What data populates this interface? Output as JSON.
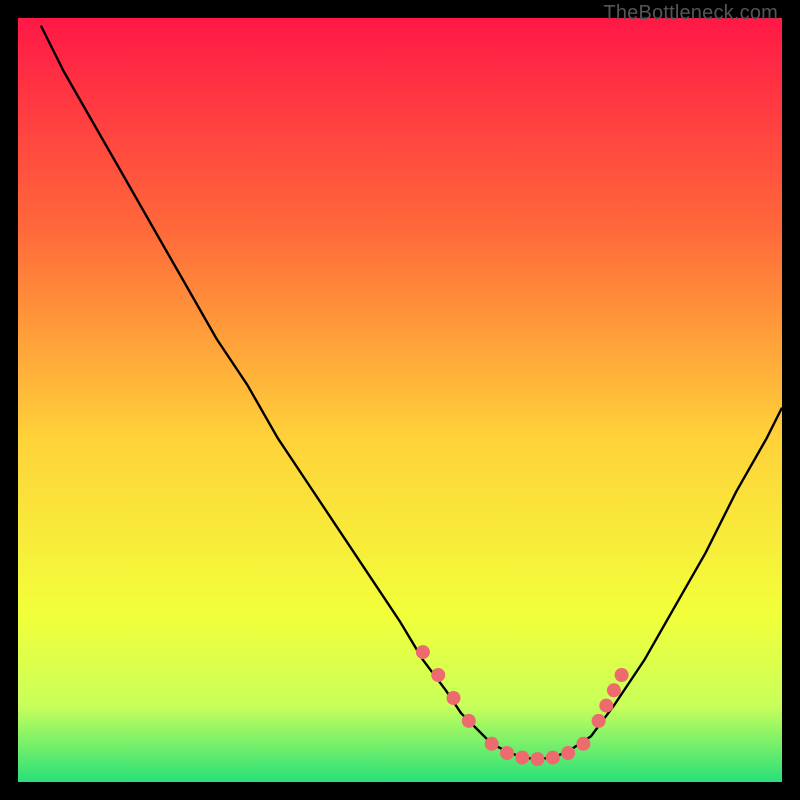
{
  "watermark": "TheBottleneck.com",
  "colors": {
    "bg": "#000000",
    "grad_top": "#ff1846",
    "grad_mid1": "#ff6a3a",
    "grad_mid2": "#ffd23a",
    "grad_mid3": "#f2ff3a",
    "grad_low": "#c9ff5a",
    "grad_bottom": "#28e07a",
    "curve": "#000000",
    "marker": "#ed6a6f"
  },
  "chart_data": {
    "type": "line",
    "title": "",
    "xlabel": "",
    "ylabel": "",
    "xlim": [
      0,
      100
    ],
    "ylim": [
      0,
      100
    ],
    "curve": {
      "name": "bottleneck-curve",
      "x": [
        3,
        6,
        10,
        14,
        18,
        22,
        26,
        30,
        34,
        38,
        42,
        46,
        50,
        53,
        56,
        58,
        60,
        62,
        64,
        66,
        68,
        70,
        72,
        75,
        78,
        82,
        86,
        90,
        94,
        98,
        100
      ],
      "y": [
        99,
        93,
        86,
        79,
        72,
        65,
        58,
        52,
        45,
        39,
        33,
        27,
        21,
        16,
        12,
        9,
        7,
        5,
        4,
        3.2,
        3,
        3.2,
        4,
        6,
        10,
        16,
        23,
        30,
        38,
        45,
        49
      ]
    },
    "markers": {
      "name": "highlight-points",
      "x": [
        53,
        55,
        57,
        59,
        62,
        64,
        66,
        68,
        70,
        72,
        74,
        76,
        77,
        78,
        79
      ],
      "y": [
        17,
        14,
        11,
        8,
        5,
        3.8,
        3.2,
        3,
        3.2,
        3.8,
        5,
        8,
        10,
        12,
        14
      ]
    }
  }
}
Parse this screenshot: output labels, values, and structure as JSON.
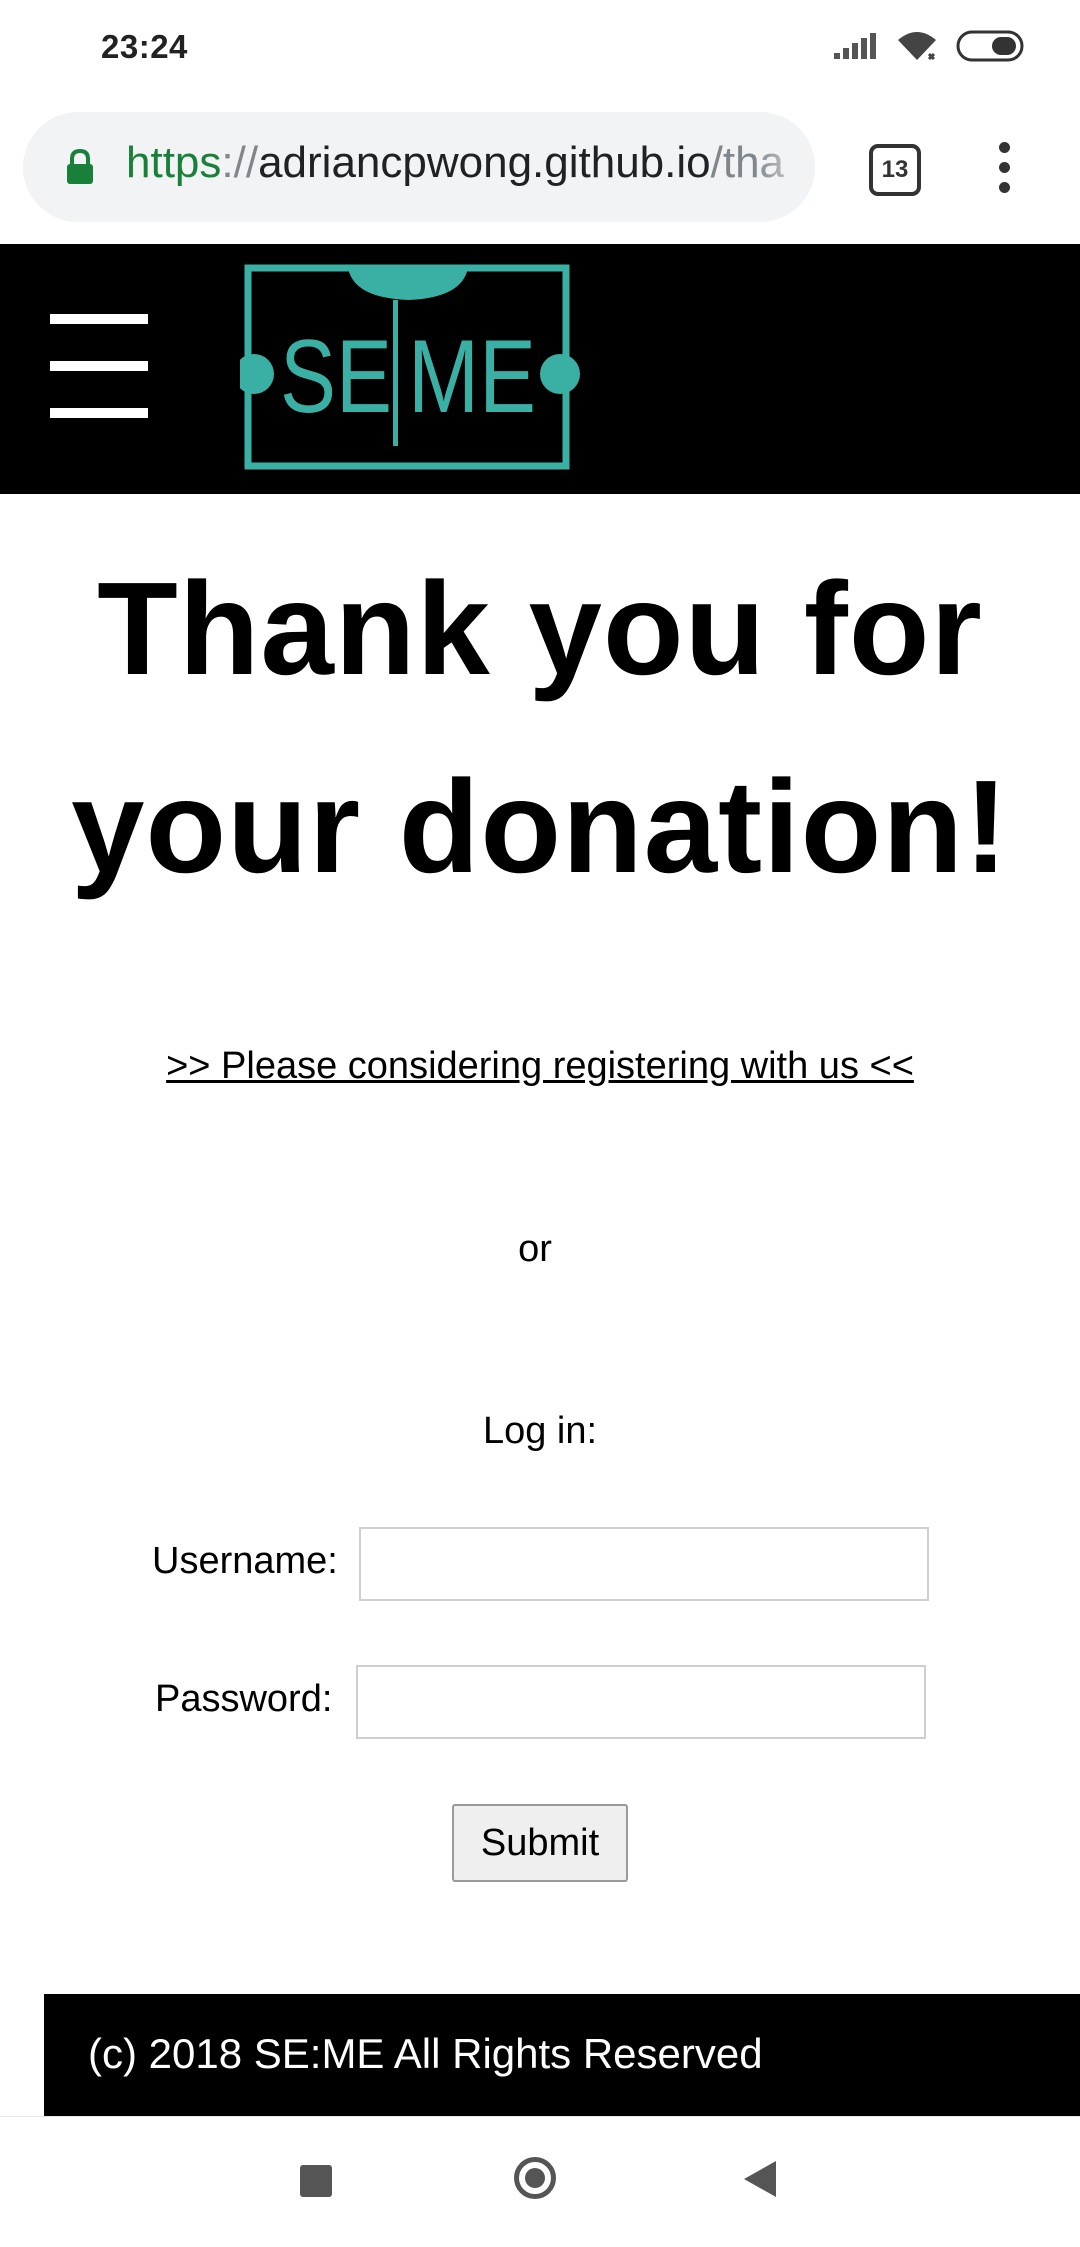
{
  "status_bar": {
    "time": "23:24",
    "icons": [
      "signal-icon",
      "wifi-icon",
      "battery-icon"
    ]
  },
  "browser": {
    "url_scheme": "https",
    "url_separator": "://",
    "url_host": "adriancpwong.github.io",
    "url_path": "/tha",
    "tab_count": "13",
    "colors": {
      "secure_green": "#188038",
      "pill_bg": "#f1f3f4"
    }
  },
  "header": {
    "logo_text": "SE|ME",
    "logo_color": "#3ab0a4"
  },
  "main": {
    "heading_line1": "Thank you for",
    "heading_line2": "your donation!",
    "register_link": ">> Please considering registering with us <<",
    "or_text": "or",
    "login_label": "Log in:",
    "username_label": "Username:",
    "username_value": "",
    "password_label": "Password:",
    "password_value": "",
    "submit_label": "Submit"
  },
  "footer": {
    "text": "(c) 2018 SE:ME All Rights Reserved"
  }
}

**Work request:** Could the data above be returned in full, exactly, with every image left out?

**Answer section:**
What data populates this interface? Output as JSON.
{
  "watermark": "TheBottleneck.com",
  "colors": {
    "bg": "#000000",
    "grad_top": "#ff1846",
    "grad_mid1": "#ff6a3a",
    "grad_mid2": "#ffd23a",
    "grad_mid3": "#f2ff3a",
    "grad_low": "#c9ff5a",
    "grad_bottom": "#28e07a",
    "curve": "#000000",
    "marker": "#ed6a6f"
  },
  "chart_data": {
    "type": "line",
    "title": "",
    "xlabel": "",
    "ylabel": "",
    "xlim": [
      0,
      100
    ],
    "ylim": [
      0,
      100
    ],
    "curve": {
      "name": "bottleneck-curve",
      "x": [
        3,
        6,
        10,
        14,
        18,
        22,
        26,
        30,
        34,
        38,
        42,
        46,
        50,
        53,
        56,
        58,
        60,
        62,
        64,
        66,
        68,
        70,
        72,
        75,
        78,
        82,
        86,
        90,
        94,
        98,
        100
      ],
      "y": [
        99,
        93,
        86,
        79,
        72,
        65,
        58,
        52,
        45,
        39,
        33,
        27,
        21,
        16,
        12,
        9,
        7,
        5,
        4,
        3.2,
        3,
        3.2,
        4,
        6,
        10,
        16,
        23,
        30,
        38,
        45,
        49
      ]
    },
    "markers": {
      "name": "highlight-points",
      "x": [
        53,
        55,
        57,
        59,
        62,
        64,
        66,
        68,
        70,
        72,
        74,
        76,
        77,
        78,
        79
      ],
      "y": [
        17,
        14,
        11,
        8,
        5,
        3.8,
        3.2,
        3,
        3.2,
        3.8,
        5,
        8,
        10,
        12,
        14
      ]
    }
  }
}
Parse this screenshot: output labels, values, and structure as JSON.
{
  "status_bar": {
    "time": "23:24",
    "icons": [
      "signal-icon",
      "wifi-icon",
      "battery-icon"
    ]
  },
  "browser": {
    "url_scheme": "https",
    "url_separator": "://",
    "url_host": "adriancpwong.github.io",
    "url_path": "/tha",
    "tab_count": "13",
    "colors": {
      "secure_green": "#188038",
      "pill_bg": "#f1f3f4"
    }
  },
  "header": {
    "logo_text": "SE|ME",
    "logo_color": "#3ab0a4"
  },
  "main": {
    "heading_line1": "Thank you for",
    "heading_line2": "your donation!",
    "register_link": ">> Please considering registering with us <<",
    "or_text": "or",
    "login_label": "Log in:",
    "username_label": "Username:",
    "username_value": "",
    "password_label": "Password:",
    "password_value": "",
    "submit_label": "Submit"
  },
  "footer": {
    "text": "(c) 2018 SE:ME All Rights Reserved"
  }
}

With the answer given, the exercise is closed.